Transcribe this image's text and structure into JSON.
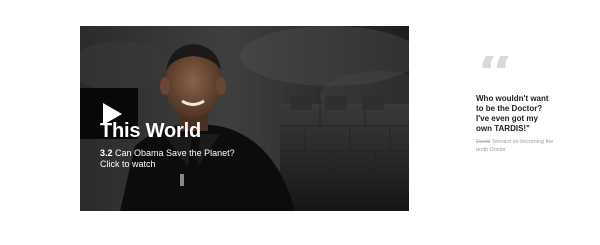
{
  "promo": {
    "title": "This World",
    "episode": "3.2",
    "episode_title": "Can Obama Save the Planet?",
    "cta": "Click to watch"
  },
  "quote": {
    "mark": "“",
    "text": "Who wouldn't want to be the Doctor? I've even got my own TARDIS!\"",
    "author": "David",
    "attribution": "Tennant on becoming the tenth Doctor"
  }
}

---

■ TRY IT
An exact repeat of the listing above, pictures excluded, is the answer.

■ SOLUTION TO THIS TASK
Transcribe this image's text and structure into JSON.
{
  "promo": {
    "title": "This World",
    "episode": "3.2",
    "episode_title": "Can Obama Save the Planet?",
    "cta": "Click to watch"
  },
  "quote": {
    "mark": "“",
    "text": "Who wouldn't want to be the Doctor? I've even got my own TARDIS!\"",
    "author": "David",
    "attribution": "Tennant on becoming the tenth Doctor"
  }
}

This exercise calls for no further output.